A broken chancel with a broken cross,

That stood on a dark strait of barren land.

On one side lay the ocean, and on one

Lay a great water, and the moon was full. (more…)

Rudyard Kipling – If

IF you can keep your head when all about you
Are losing theirs and blaming it on you,
If you can trust yourself when all men doubt you,
But make allowance for their doubting too;
If you can wait and not be tired by waiting,
Or being lied about, don’t deal in lies,
Or being hated, don’t give way to hating,
And yet don’t look too good, nor talk too wise:

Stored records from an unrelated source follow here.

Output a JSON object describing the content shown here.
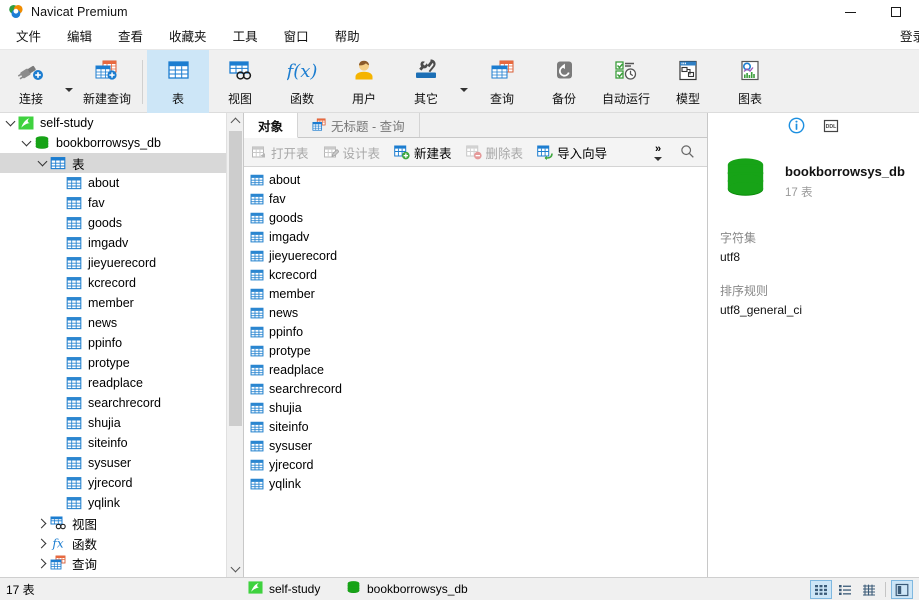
{
  "window": {
    "title": "Navicat Premium",
    "app_icon": "navicat-logo-icon",
    "minimize": "minimize-icon",
    "maximize": "maximize-icon"
  },
  "menubar": {
    "items": [
      {
        "label": "文件",
        "name": "menu-file"
      },
      {
        "label": "编辑",
        "name": "menu-edit"
      },
      {
        "label": "查看",
        "name": "menu-view"
      },
      {
        "label": "收藏夹",
        "name": "menu-favorites"
      },
      {
        "label": "工具",
        "name": "menu-tools"
      },
      {
        "label": "窗口",
        "name": "menu-window"
      },
      {
        "label": "帮助",
        "name": "menu-help"
      }
    ],
    "login_label": "登录"
  },
  "ribbon": {
    "buttons": [
      {
        "label": "连接",
        "icon": "connection-icon",
        "selected": false,
        "dropdown": true
      },
      {
        "label": "新建查询",
        "icon": "new-query-icon",
        "selected": false,
        "dropdown": false
      },
      {
        "label": "表",
        "icon": "table-icon",
        "selected": true,
        "dropdown": false
      },
      {
        "label": "视图",
        "icon": "view-icon",
        "selected": false,
        "dropdown": false
      },
      {
        "label": "函数",
        "icon": "function-icon",
        "selected": false,
        "dropdown": false
      },
      {
        "label": "用户",
        "icon": "user-icon",
        "selected": false,
        "dropdown": false
      },
      {
        "label": "其它",
        "icon": "other-tools-icon",
        "selected": false,
        "dropdown": true
      },
      {
        "label": "查询",
        "icon": "query-icon",
        "selected": false,
        "dropdown": false
      },
      {
        "label": "备份",
        "icon": "backup-icon",
        "selected": false,
        "dropdown": false
      },
      {
        "label": "自动运行",
        "icon": "automation-icon",
        "selected": false,
        "dropdown": false
      },
      {
        "label": "模型",
        "icon": "model-icon",
        "selected": false,
        "dropdown": false
      },
      {
        "label": "图表",
        "icon": "chart-icon",
        "selected": false,
        "dropdown": false
      }
    ]
  },
  "tree": {
    "nodes": [
      {
        "label": "self-study",
        "indent": 0,
        "icon": "connection-node-icon",
        "expander": "down",
        "selected": false
      },
      {
        "label": "bookborrowsys_db",
        "indent": 1,
        "icon": "database-icon",
        "expander": "down",
        "selected": false
      },
      {
        "label": "表",
        "indent": 2,
        "icon": "table-folder-icon",
        "expander": "down",
        "selected": true
      },
      {
        "label": "about",
        "indent": 3,
        "icon": "table-icon",
        "expander": "none",
        "selected": false
      },
      {
        "label": "fav",
        "indent": 3,
        "icon": "table-icon",
        "expander": "none",
        "selected": false
      },
      {
        "label": "goods",
        "indent": 3,
        "icon": "table-icon",
        "expander": "none",
        "selected": false
      },
      {
        "label": "imgadv",
        "indent": 3,
        "icon": "table-icon",
        "expander": "none",
        "selected": false
      },
      {
        "label": "jieyuerecord",
        "indent": 3,
        "icon": "table-icon",
        "expander": "none",
        "selected": false
      },
      {
        "label": "kcrecord",
        "indent": 3,
        "icon": "table-icon",
        "expander": "none",
        "selected": false
      },
      {
        "label": "member",
        "indent": 3,
        "icon": "table-icon",
        "expander": "none",
        "selected": false
      },
      {
        "label": "news",
        "indent": 3,
        "icon": "table-icon",
        "expander": "none",
        "selected": false
      },
      {
        "label": "ppinfo",
        "indent": 3,
        "icon": "table-icon",
        "expander": "none",
        "selected": false
      },
      {
        "label": "protype",
        "indent": 3,
        "icon": "table-icon",
        "expander": "none",
        "selected": false
      },
      {
        "label": "readplace",
        "indent": 3,
        "icon": "table-icon",
        "expander": "none",
        "selected": false
      },
      {
        "label": "searchrecord",
        "indent": 3,
        "icon": "table-icon",
        "expander": "none",
        "selected": false
      },
      {
        "label": "shujia",
        "indent": 3,
        "icon": "table-icon",
        "expander": "none",
        "selected": false
      },
      {
        "label": "siteinfo",
        "indent": 3,
        "icon": "table-icon",
        "expander": "none",
        "selected": false
      },
      {
        "label": "sysuser",
        "indent": 3,
        "icon": "table-icon",
        "expander": "none",
        "selected": false
      },
      {
        "label": "yjrecord",
        "indent": 3,
        "icon": "table-icon",
        "expander": "none",
        "selected": false
      },
      {
        "label": "yqlink",
        "indent": 3,
        "icon": "table-icon",
        "expander": "none",
        "selected": false
      },
      {
        "label": "视图",
        "indent": 2,
        "icon": "view-icon",
        "expander": "right",
        "selected": false
      },
      {
        "label": "函数",
        "indent": 2,
        "icon": "function-icon",
        "expander": "right",
        "selected": false
      },
      {
        "label": "查询",
        "indent": 2,
        "icon": "query-icon",
        "expander": "right",
        "selected": false
      }
    ]
  },
  "tabs": [
    {
      "label": "对象",
      "icon": "",
      "active": true
    },
    {
      "label": "无标题 - 查询",
      "icon": "query-icon",
      "active": false
    }
  ],
  "objbar": {
    "buttons": [
      {
        "label": "打开表",
        "icon": "open-table-icon",
        "enabled": false
      },
      {
        "label": "设计表",
        "icon": "design-table-icon",
        "enabled": false
      },
      {
        "label": "新建表",
        "icon": "new-table-icon",
        "enabled": true
      },
      {
        "label": "删除表",
        "icon": "delete-table-icon",
        "enabled": false
      },
      {
        "label": "导入向导",
        "icon": "import-wizard-icon",
        "enabled": true
      }
    ],
    "overflow": "»",
    "search_icon": "search-icon"
  },
  "objlist": {
    "items": [
      "about",
      "fav",
      "goods",
      "imgadv",
      "jieyuerecord",
      "kcrecord",
      "member",
      "news",
      "ppinfo",
      "protype",
      "readplace",
      "searchrecord",
      "shujia",
      "siteinfo",
      "sysuser",
      "yjrecord",
      "yqlink"
    ]
  },
  "info": {
    "info_button": "info-icon",
    "ddl_button": "ddl-icon",
    "db_icon": "database-icon",
    "db_name": "bookborrowsys_db",
    "db_count": "17 表",
    "charset_label": "字符集",
    "charset_value": "utf8",
    "collation_label": "排序规则",
    "collation_value": "utf8_general_ci"
  },
  "status": {
    "count": "17 表",
    "connection": "self-study",
    "database": "bookborrowsys_db",
    "views": [
      {
        "name": "grid-view-button",
        "icon": "grid-icon",
        "active": true
      },
      {
        "name": "list-view-button",
        "icon": "list-icon",
        "active": false
      },
      {
        "name": "detail-view-button",
        "icon": "detail-icon",
        "active": false
      },
      {
        "name": "preview-pane-button",
        "icon": "preview-icon",
        "active": true
      }
    ]
  },
  "colors": {
    "accent": "#1c7dd0",
    "selection": "#cde6f7",
    "green": "#1a9a1a",
    "orange": "#e8693f",
    "toolbar_bg": "#f0f0f0"
  }
}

If you can dream – and not make dreams your master;
If you can think – and not make thoughts your aim;
If you can meet with Triumph and Disaster
And treat those two impostors just the same;
If you can bear to hear the truth you’ve spoken
Twisted by knaves to make a trap for fools,
Or watch the things you gave your life to, broken,
And stoop and build ’em up with worn-out tools:

If you can make one heap of all your winnings
And risk it on one turn of pitch-and-toss,
And lose, and start again at your beginnings
And never breathe a word about your loss;
If you can force your heart and nerve and sinew
To serve your turn long after they are gone,
And so hold on when there is nothing in you
Except the Will which says to them: ‘Hold on!’

If you can talk with crowds and keep your virtue,
‘ Or walk with Kings – nor lose the common touch,
if neither foes nor loving friends can hurt you,
If all men count with you, but none too much;
If you can fill the unforgiving minute
With sixty seconds’ worth of distance run,
Yours is the Earth and everything that’s in it,
And – which is more – you’ll be a Man, my son!

Samuel Taylor Coleridge – The Rime of the Ancient Mariner

In 1798 Samuel Coleridge published The rime of the Ancient Mariner in the Lyrical Ballads collection. The collection’s publication is often seen as the beginning of the Romantic Movement.

Poem and Summary.

Present Simple 3 – Be Water

Empty your mind,

Be formless,

Shapeless,

Like water.

If you put water into a _______________, it becomes the _______________.

You put water into a _______________; it becomes the _______________.

You put it into a _______________; it becomes the _______________.

Water _______________ flow,

Or it _______________ crash.

Be water, my friend.

Answers